Quercetin is not associated with PPH, to the best of my knowledge. Rather, it’s dasatanib, which is a prescription drug used primarily in the treatment of cancer. Dasatnib is an oral oral Brc Abl tyrosine kinase inhibitor. It was U.S. FDA approved in 2006, however because of its high cost, there is not a lot of experience with it.
I don’t know if dasatanib+quercetin will be effective in humans at doses that are “safe”, or even if reducing the burden of senescent cells will extend lifespan. However, as you point out, it is likely that reducing the number of senescent cells will improve the health-span. Moreover, if this combo works topically, or as an oral-topical combination then it may substantially rejuvenate the skin. Senescent and hyperplasia cells in skin are a major cause of skin aging. I suppose I should patent this idea, because whoever develops AND successfully markets the first truly effective skin anti-aging cream/nostrum is going to be richer than Bill and Melinda Gates, LOL! Photodamaged cells form large colonies of both senescent and actinic (hyperplastic) cells. A recently developed UV photography technique shows just how bad, how early, and how nearly invisible this pathology is:
There are several treatments to eliminate the actinic fraction of these photodamaged areas, most notably the cytotoxic chemotherapeutic agent 5-fluorouracil, administered as a 5% cream. The 5-FU causes inflammatory necrosis of the actinic cells, as can be seen in the photos below:
This red, raw inflammatory response starts after a few days of application. The recommended duration of treatment is 3-4 weeks and the redness persists for a couple of weeks following the cessation of Tx. Once Tx is complete, the risk of skin cancer is greatly reduced, most of the hyperpigmented, freckled, liver-spotted areas are gone, and the skin generally looks much younger. However, you have to go around looking like the people in the photos above for onto two months: http://ift.tt/1EMJTw1 to say, many patients simply refuse to have this Tx! [As a relevant aside, age spots or liver spots are NOT due to lipofuscin containing cells, nor are they remediated by centrophenoxine.]

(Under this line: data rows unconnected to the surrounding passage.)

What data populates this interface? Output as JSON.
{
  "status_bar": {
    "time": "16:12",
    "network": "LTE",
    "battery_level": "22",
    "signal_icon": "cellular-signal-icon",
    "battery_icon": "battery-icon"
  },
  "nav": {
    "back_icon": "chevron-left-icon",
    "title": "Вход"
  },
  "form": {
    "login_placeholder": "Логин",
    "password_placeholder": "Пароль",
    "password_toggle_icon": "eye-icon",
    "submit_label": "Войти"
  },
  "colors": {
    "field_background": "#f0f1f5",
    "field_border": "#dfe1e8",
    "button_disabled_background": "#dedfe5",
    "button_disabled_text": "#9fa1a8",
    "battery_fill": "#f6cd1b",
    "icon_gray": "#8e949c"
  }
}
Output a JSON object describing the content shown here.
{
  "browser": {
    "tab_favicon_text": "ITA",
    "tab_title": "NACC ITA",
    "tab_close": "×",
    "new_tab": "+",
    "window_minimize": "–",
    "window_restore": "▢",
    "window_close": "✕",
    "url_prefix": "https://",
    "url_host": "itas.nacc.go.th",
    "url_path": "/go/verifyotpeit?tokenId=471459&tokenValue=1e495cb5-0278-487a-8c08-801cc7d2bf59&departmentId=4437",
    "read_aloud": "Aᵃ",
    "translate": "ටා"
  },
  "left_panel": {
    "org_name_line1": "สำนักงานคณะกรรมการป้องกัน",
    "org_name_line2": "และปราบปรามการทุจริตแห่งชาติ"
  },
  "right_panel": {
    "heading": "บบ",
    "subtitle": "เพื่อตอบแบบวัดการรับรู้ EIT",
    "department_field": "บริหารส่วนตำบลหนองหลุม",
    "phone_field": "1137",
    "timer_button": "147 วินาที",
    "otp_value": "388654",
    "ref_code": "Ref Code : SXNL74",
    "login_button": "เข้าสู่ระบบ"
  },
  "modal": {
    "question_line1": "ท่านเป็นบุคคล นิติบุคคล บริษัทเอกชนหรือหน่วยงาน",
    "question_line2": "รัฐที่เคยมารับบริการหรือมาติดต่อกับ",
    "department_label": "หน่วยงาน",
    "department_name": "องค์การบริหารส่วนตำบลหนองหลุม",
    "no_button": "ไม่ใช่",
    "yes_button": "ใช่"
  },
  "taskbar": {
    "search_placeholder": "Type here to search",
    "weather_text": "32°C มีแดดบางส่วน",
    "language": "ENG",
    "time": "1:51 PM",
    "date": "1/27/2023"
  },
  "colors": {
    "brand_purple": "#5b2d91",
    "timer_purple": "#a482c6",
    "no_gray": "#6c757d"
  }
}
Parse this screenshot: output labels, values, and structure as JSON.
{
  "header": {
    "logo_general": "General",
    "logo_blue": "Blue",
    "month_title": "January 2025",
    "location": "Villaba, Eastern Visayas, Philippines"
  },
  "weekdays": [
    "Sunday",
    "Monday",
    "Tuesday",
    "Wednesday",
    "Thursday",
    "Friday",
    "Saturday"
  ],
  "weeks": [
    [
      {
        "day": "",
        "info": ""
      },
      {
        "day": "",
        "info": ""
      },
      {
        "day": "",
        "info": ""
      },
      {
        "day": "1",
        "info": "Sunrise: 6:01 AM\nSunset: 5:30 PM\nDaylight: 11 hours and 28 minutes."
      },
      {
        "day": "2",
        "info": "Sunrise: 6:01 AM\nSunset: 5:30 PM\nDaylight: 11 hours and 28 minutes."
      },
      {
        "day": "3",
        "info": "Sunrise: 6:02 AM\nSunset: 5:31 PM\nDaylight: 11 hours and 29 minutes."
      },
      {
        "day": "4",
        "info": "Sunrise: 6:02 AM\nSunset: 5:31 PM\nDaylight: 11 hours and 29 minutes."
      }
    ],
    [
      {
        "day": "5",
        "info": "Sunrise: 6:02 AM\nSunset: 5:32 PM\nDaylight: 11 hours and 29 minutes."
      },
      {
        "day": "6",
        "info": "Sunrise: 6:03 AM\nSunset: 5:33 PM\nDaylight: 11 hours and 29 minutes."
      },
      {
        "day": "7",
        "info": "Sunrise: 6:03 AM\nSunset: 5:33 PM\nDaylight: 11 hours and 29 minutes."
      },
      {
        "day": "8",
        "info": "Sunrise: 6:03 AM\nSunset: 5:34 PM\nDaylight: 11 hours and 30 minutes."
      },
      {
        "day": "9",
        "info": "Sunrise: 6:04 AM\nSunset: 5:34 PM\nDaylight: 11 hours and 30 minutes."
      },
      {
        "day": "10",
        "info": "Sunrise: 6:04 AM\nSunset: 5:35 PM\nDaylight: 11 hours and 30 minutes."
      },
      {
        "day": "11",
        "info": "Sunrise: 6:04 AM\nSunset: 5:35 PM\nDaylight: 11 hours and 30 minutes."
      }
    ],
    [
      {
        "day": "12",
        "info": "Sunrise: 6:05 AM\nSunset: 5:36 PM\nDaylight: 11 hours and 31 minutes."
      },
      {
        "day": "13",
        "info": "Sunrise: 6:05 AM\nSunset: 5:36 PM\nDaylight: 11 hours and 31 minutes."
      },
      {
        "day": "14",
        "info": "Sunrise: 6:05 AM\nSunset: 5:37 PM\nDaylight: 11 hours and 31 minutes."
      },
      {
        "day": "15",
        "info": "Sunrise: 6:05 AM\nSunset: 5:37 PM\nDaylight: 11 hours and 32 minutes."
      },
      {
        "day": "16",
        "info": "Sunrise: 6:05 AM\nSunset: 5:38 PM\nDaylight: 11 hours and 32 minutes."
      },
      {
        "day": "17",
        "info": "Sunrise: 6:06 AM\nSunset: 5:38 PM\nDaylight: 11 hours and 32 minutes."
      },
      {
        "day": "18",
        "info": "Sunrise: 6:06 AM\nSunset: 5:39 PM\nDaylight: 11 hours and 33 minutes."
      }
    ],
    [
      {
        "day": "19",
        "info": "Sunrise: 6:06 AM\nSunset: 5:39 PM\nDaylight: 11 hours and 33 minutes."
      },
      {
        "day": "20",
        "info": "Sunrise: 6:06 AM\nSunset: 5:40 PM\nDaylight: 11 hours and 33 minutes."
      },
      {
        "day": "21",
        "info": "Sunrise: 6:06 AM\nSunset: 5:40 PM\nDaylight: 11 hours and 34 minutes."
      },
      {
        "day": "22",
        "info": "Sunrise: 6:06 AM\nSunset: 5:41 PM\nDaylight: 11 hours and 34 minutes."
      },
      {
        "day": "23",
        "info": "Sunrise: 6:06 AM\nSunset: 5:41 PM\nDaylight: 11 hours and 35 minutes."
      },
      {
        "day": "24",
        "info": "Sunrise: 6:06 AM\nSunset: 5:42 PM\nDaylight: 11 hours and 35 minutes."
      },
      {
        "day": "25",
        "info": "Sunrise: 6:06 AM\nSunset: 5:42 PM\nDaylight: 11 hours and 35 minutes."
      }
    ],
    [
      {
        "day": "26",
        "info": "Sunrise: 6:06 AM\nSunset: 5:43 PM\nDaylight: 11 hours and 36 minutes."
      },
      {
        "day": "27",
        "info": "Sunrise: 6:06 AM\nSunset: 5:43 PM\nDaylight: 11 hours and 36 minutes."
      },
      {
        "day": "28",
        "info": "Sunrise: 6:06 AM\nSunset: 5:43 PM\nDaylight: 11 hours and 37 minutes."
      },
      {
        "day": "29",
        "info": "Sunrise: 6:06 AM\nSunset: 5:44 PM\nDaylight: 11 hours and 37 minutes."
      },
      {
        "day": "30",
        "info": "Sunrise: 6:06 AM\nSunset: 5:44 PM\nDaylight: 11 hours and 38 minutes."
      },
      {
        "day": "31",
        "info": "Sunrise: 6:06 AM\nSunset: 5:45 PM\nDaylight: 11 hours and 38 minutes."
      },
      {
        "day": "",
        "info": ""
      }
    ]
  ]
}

There is another Tx for actinic keratosis which does not cause this inflammatory response, imiquimod, which is a topical medication that up-regulates a variety of cytokines that provoke a nonspecific immune response (interferons, natural killer cells) and a specific immune response (T cells). It is applied 2-3 times a week for up to 4 months, although generally one month of Tx is sufficient, with the notable downside being that it costs about $800 for a course of treatment.
If you look at the photos above, it makes you wonder what the interior of our aging/aged bodies look like with respect to senescent cells. It should also give pause to the systemic application of dasatinib+quercetin without first evaluating the effect of inducing apoptotic death in a significant fraction of the body’s cells locally. This is in part why I suggest a cutaneous trial, first.
Since I discovered the ability of imiquimod to selectively destroy actinic cells in the skin, I’ve thought about the possibility of finding a way to do the same thing with senescent cells systemically. Dasatinib+quercetin may be the answer. Even if it can only be used topically, that may prove advantageous from a cosmetic standpoint – which is no small thing.